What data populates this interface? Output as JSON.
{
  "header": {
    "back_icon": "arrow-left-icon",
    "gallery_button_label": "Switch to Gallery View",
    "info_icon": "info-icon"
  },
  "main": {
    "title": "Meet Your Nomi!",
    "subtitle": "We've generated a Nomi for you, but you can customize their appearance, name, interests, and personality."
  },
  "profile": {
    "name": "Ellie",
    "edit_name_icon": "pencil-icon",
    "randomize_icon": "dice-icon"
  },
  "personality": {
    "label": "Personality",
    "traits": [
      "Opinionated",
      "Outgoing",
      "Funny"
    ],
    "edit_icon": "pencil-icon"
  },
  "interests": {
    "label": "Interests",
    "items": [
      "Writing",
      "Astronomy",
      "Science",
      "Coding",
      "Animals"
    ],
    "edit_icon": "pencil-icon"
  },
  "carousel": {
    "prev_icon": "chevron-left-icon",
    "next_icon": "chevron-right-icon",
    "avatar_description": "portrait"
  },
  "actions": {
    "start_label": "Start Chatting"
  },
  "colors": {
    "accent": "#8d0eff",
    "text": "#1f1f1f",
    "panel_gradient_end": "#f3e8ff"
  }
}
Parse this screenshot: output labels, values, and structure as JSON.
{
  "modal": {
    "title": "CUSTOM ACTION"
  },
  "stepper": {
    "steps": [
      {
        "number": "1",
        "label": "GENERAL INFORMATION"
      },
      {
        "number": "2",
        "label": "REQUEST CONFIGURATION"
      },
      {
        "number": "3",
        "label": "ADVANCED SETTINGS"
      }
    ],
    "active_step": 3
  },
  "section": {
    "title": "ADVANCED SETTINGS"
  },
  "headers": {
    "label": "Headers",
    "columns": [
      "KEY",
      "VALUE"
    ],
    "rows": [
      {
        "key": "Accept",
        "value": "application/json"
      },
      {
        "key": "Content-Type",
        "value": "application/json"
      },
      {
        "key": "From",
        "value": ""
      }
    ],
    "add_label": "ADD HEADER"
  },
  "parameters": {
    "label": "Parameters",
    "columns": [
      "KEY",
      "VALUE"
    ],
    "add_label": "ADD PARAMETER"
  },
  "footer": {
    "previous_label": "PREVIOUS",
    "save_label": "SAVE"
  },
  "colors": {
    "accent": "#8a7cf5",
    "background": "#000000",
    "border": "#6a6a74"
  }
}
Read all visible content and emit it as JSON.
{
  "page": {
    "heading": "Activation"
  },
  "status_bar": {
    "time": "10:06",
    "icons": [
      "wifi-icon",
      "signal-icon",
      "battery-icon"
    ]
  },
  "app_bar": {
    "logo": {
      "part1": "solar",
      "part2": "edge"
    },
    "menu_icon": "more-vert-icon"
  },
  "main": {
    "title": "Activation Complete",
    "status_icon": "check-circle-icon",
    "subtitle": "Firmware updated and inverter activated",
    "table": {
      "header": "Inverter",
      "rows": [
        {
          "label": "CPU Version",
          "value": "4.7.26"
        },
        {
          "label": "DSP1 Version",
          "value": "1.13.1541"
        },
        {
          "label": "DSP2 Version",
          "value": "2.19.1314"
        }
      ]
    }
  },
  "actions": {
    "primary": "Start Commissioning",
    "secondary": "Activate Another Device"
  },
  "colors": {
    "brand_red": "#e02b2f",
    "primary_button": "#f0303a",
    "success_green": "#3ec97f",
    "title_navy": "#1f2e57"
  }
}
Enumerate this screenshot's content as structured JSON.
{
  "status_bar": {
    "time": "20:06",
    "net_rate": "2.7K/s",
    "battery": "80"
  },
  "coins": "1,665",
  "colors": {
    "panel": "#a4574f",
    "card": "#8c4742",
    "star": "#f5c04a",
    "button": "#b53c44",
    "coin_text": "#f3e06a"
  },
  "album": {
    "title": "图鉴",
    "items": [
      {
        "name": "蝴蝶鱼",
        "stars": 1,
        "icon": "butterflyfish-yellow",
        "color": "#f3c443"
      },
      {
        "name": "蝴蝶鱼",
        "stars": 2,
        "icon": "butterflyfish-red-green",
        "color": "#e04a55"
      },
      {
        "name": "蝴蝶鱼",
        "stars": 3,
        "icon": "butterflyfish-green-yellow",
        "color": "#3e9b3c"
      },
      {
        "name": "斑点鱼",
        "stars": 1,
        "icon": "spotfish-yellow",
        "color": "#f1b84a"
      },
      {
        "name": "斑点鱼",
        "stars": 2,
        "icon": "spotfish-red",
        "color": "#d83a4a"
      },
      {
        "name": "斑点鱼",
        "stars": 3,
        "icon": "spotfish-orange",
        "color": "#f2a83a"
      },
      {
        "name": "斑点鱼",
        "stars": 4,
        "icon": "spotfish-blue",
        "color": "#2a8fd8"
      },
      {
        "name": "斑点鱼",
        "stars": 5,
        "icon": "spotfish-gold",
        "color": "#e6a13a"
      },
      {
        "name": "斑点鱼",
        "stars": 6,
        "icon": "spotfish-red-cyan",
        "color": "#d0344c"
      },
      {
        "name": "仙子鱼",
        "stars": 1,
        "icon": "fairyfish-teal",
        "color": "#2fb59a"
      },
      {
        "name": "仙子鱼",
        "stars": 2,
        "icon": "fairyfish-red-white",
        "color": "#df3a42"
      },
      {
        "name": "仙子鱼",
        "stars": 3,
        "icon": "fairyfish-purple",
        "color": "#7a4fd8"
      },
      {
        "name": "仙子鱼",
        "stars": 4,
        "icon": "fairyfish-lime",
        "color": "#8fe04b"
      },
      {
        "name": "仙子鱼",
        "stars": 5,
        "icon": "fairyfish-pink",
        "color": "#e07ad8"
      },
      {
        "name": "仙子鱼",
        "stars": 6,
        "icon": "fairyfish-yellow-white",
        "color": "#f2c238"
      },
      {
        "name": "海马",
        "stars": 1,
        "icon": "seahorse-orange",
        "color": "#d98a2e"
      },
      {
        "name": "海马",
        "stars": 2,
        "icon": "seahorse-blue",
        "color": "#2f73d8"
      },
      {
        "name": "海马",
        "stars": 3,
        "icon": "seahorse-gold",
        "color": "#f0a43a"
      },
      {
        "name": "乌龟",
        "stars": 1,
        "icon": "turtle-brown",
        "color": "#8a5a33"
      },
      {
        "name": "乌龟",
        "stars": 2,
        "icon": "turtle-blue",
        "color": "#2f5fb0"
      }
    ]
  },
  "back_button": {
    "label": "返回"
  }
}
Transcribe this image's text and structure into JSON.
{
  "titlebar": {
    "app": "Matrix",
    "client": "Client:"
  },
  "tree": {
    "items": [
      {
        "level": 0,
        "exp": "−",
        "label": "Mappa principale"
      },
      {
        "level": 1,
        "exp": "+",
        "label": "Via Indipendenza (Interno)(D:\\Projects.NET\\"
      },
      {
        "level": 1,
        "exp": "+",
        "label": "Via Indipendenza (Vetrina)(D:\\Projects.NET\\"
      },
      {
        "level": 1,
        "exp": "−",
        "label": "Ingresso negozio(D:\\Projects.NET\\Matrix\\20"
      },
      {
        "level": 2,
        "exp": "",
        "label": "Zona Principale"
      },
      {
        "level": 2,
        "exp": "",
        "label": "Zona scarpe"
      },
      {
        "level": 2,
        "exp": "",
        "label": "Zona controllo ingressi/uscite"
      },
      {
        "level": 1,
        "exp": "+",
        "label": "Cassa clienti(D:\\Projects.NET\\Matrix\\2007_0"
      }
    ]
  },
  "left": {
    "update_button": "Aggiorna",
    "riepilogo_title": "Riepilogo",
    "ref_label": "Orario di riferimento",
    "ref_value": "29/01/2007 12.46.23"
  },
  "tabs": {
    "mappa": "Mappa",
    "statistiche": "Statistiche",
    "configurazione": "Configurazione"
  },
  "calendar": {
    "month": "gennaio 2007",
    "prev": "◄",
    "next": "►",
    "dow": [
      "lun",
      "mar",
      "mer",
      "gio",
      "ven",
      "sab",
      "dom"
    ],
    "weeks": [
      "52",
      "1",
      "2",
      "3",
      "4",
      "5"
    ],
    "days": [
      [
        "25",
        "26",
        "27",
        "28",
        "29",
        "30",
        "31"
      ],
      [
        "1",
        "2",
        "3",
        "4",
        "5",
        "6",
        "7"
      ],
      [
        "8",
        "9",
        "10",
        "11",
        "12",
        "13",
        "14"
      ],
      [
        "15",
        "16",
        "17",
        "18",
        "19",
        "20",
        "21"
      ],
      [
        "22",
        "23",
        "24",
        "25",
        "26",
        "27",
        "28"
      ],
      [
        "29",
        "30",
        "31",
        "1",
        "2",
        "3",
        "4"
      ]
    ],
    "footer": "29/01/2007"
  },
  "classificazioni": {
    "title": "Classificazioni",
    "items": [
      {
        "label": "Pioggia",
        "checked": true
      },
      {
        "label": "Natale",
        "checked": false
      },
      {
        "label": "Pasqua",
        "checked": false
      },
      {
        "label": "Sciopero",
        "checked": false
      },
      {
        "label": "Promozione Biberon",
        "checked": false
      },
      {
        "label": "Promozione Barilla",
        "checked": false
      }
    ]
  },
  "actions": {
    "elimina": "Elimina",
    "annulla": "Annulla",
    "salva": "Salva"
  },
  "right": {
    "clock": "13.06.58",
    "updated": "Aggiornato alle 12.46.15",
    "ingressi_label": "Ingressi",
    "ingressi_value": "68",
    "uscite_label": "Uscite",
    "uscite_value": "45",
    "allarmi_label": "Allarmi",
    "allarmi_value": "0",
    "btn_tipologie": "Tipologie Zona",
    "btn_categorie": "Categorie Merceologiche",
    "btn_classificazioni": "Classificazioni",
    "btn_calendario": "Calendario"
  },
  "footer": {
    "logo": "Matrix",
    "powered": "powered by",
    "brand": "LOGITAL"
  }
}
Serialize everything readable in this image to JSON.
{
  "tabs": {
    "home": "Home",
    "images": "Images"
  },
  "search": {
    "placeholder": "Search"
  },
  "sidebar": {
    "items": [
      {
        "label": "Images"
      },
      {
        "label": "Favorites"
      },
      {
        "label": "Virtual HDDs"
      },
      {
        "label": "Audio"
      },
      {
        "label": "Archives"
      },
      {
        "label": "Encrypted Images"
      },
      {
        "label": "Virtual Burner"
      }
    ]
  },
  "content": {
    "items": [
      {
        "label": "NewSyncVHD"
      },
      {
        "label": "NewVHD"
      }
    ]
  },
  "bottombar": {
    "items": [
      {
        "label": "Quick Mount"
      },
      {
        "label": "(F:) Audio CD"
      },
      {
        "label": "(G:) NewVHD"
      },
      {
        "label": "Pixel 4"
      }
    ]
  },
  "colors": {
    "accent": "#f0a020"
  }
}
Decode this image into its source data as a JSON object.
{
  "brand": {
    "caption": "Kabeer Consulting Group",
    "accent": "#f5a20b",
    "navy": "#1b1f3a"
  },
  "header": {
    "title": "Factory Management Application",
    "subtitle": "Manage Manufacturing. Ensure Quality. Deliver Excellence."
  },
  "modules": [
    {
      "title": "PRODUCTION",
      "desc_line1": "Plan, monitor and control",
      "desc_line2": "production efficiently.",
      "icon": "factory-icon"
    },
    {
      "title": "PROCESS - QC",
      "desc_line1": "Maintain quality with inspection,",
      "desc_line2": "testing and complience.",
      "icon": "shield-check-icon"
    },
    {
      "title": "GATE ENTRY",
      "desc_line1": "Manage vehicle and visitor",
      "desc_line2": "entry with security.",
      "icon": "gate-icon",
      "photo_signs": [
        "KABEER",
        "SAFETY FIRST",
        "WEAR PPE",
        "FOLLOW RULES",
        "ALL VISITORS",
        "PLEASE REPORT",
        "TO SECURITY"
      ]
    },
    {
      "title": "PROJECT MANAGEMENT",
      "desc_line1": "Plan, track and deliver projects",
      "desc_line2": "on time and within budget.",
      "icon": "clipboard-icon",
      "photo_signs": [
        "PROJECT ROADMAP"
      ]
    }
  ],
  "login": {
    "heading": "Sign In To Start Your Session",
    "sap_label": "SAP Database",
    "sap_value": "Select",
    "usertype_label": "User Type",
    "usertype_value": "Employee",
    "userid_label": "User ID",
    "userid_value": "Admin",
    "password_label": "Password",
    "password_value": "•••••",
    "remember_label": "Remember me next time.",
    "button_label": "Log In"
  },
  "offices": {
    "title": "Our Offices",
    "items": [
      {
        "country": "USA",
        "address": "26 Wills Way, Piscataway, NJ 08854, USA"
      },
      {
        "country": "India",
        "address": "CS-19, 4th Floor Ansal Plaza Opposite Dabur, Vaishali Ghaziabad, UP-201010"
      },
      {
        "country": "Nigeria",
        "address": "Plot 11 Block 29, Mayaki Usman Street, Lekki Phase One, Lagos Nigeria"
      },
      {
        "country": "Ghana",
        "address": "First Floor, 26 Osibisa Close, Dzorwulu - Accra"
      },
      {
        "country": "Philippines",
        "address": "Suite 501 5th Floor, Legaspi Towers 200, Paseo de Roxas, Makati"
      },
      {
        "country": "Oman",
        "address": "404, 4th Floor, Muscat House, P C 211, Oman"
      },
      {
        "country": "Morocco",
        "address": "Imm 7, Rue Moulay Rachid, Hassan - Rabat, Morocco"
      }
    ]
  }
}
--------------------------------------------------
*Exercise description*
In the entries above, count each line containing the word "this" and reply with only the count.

*Written reply*
6